She took home a Holland baby of mine with the promise that she would never have lettuce in her house again! Two weeks later she called to cheerfully report that the bunny was doing fine. Now more than a year later pet and owner are alive and well.
The point of the story is, don't believe everything you hear. Do some research! While one bunny might tolerate some foods quite well, to another it could be fatal!
Ask the pet store if pedigrees are available or if you may contact the breeder with questions. Many stores are reluctant to divulge their source but my stores do so with great success. It makes the customer feel comfortable that the store has nothing to hide and scrupulous breeders would not attempt to take a sale away from the pet store.
Also remember to ask for a 72 hour health guarantee to get a vet's check-up. Your bunny may still develop a problem that will appear later but you will at least feel certain that no one has willingly sold you a sick bunny.
Of course my favorite option is a breeder, not because the rabbits are necessarily sweeter, healthier or whatever, but just because of the flexibility it offers you in terms of breeds, colors, price, information etc.
Breeders typically have a choice of breeds and colors.
The Breeder can show you the parents so you get an idea of what your bunny will look like when grown. Baby bunnies change a lot as they get older.
Breeders can answer your questions more completely than most pet stores or back yard bunny owners. If they don't offer, BE SURE TO ASK. The hard part is knowing what to ask!
A responsible breeder will be available to answer follow up questions after you take your bunny home.
They should also offer advice on housing, feeding and veterinarians experienced with rabbits.
Pedigree papers are not necessary unless you plan to show the animal in Open competition or breed for future sale etc. but be sure to ask if they are available. Should you decide to sell or give your bunny away later you will find a Pedigreed bunny is easier to place.
If there is a charge for the papers, usually from $5 to $10, you might ask if it is possible to get them at a later date. Be sure to get the birth date of your bunny and the names of the parents to be sure the papers you receive are accurate. Breeders are people too and might forget to mail the papers. If so, a phone call reminding them which rabbit you need the pedigree for will jog their memory.

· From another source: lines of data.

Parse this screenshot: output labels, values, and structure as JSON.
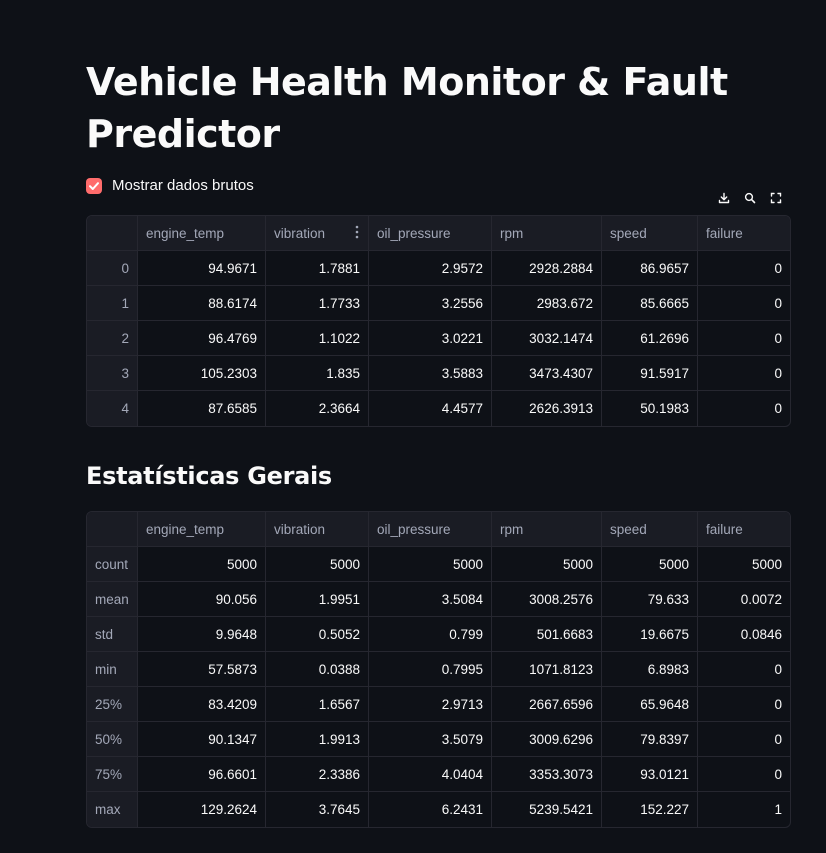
{
  "page": {
    "title": "Vehicle Health Monitor & Fault Predictor",
    "checkbox_label": "Mostrar dados brutos",
    "checkbox_checked": true,
    "stats_title": "Estatísticas Gerais"
  },
  "colors": {
    "background": "#0e1117",
    "accent": "#ff6c6c",
    "border": "#262730",
    "header_text": "#a3a8b8"
  },
  "toolbar": {
    "icons": [
      "download-icon",
      "search-icon",
      "fullscreen-icon"
    ]
  },
  "columns": [
    "engine_temp",
    "vibration",
    "oil_pressure",
    "rpm",
    "speed",
    "failure"
  ],
  "raw_rows": [
    {
      "index": "0",
      "values": [
        "94.9671",
        "1.7881",
        "2.9572",
        "2928.2884",
        "86.9657",
        "0"
      ]
    },
    {
      "index": "1",
      "values": [
        "88.6174",
        "1.7733",
        "3.2556",
        "2983.672",
        "85.6665",
        "0"
      ]
    },
    {
      "index": "2",
      "values": [
        "96.4769",
        "1.1022",
        "3.0221",
        "3032.1474",
        "61.2696",
        "0"
      ]
    },
    {
      "index": "3",
      "values": [
        "105.2303",
        "1.835",
        "3.5883",
        "3473.4307",
        "91.5917",
        "0"
      ]
    },
    {
      "index": "4",
      "values": [
        "87.6585",
        "2.3664",
        "4.4577",
        "2626.3913",
        "50.1983",
        "0"
      ]
    }
  ],
  "stats_rows": [
    {
      "index": "count",
      "values": [
        "5000",
        "5000",
        "5000",
        "5000",
        "5000",
        "5000"
      ]
    },
    {
      "index": "mean",
      "values": [
        "90.056",
        "1.9951",
        "3.5084",
        "3008.2576",
        "79.633",
        "0.0072"
      ]
    },
    {
      "index": "std",
      "values": [
        "9.9648",
        "0.5052",
        "0.799",
        "501.6683",
        "19.6675",
        "0.0846"
      ]
    },
    {
      "index": "min",
      "values": [
        "57.5873",
        "0.0388",
        "0.7995",
        "1071.8123",
        "6.8983",
        "0"
      ]
    },
    {
      "index": "25%",
      "values": [
        "83.4209",
        "1.6567",
        "2.9713",
        "2667.6596",
        "65.9648",
        "0"
      ]
    },
    {
      "index": "50%",
      "values": [
        "90.1347",
        "1.9913",
        "3.5079",
        "3009.6296",
        "79.8397",
        "0"
      ]
    },
    {
      "index": "75%",
      "values": [
        "96.6601",
        "2.3386",
        "4.0404",
        "3353.3073",
        "93.0121",
        "0"
      ]
    },
    {
      "index": "max",
      "values": [
        "129.2624",
        "3.7645",
        "6.2431",
        "5239.5421",
        "152.227",
        "1"
      ]
    }
  ]
}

Breeders typically charge less than pet stores. Many have various price ranges based on whether they see the rabbit as "pet or show" quality. Don't be put off by "pet quality" it simply means that it's conformation, color or length of ear or width of head is not as desirable to the breeder as others available. Many "pet quality" bunnies have gone on to produce champions or suddenly develop into very showable animals.
A great number of breeders will guarantee the rabbits for health and some even guarantee show-quality.

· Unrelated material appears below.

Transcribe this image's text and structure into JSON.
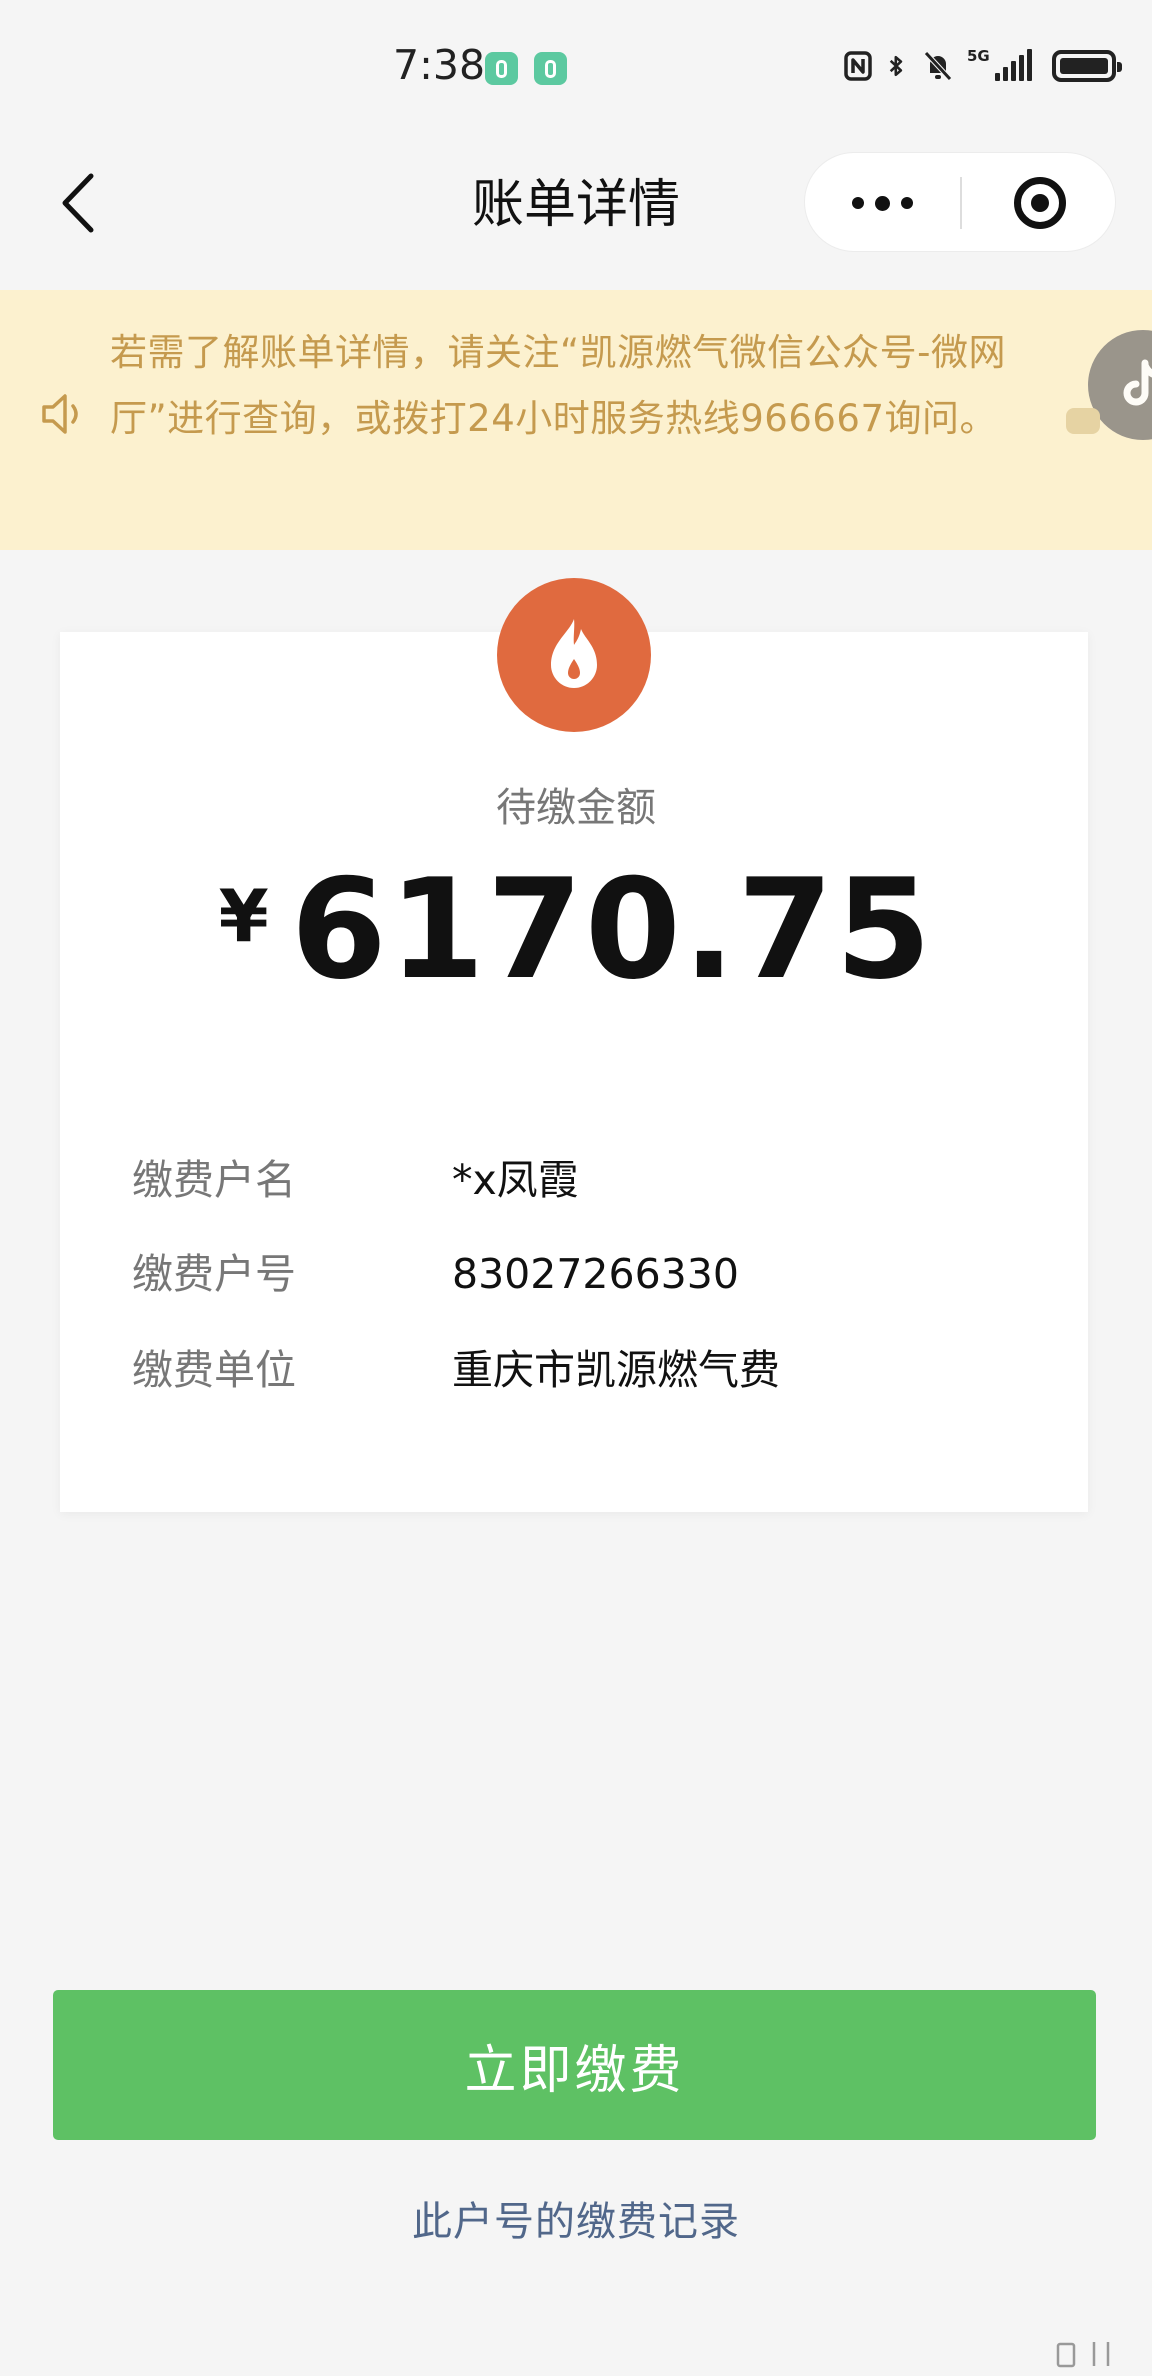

I even go so far as to guarantee disposition! No one should keep a rabbit they aren't happy with because the animal will either be ignored or mistreated. I would prefer they return the bunny and exchange it for another. You must remember that rabbits are like children, you just never know what they will be like when they grow up. The advantage to rabbits is you can return them if they don't work out!

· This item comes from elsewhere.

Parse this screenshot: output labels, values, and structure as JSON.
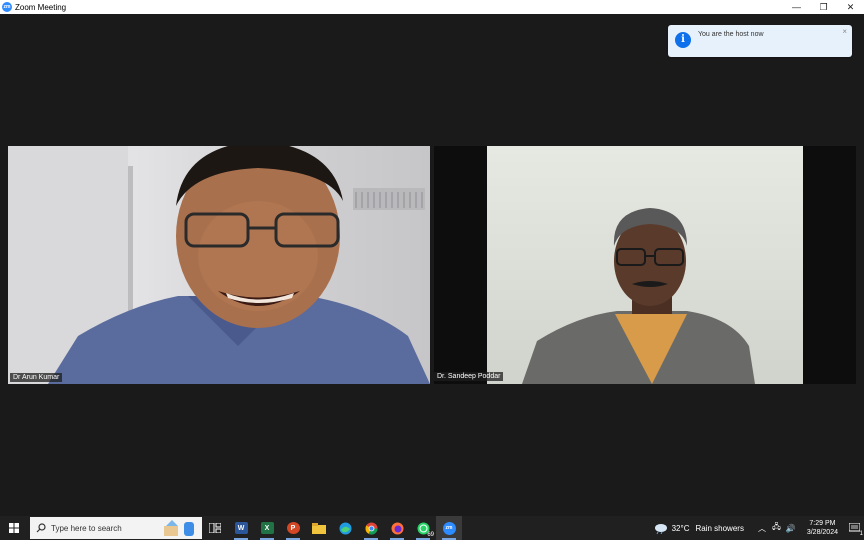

P.S. The good news about the cranky bunnies is they usually turn out to be great breeders!
Location: It isn't always easy to find a local breeder. You can check newspapers, yellow pages, feed stores, the Internet, pet store bulletin boards, local 4H& FFA groups. Don't overlook calling some local vets or check the yellow pages for pet product suppliers such as cage builders, pet food distributors etc.
Some show breeders might price you out of the market. Remember, you can love a $25 rabbit just as much as a $100 one.
Some breeders are reluctant to place their stock as pets, fearing mishandling by a novice. Some are afraid of competition from someone who might go into business down the street.
Then there are some who are afraid you might beat them on the show table.
If you don't feel comfortable and welcome, you might want to keep shopping.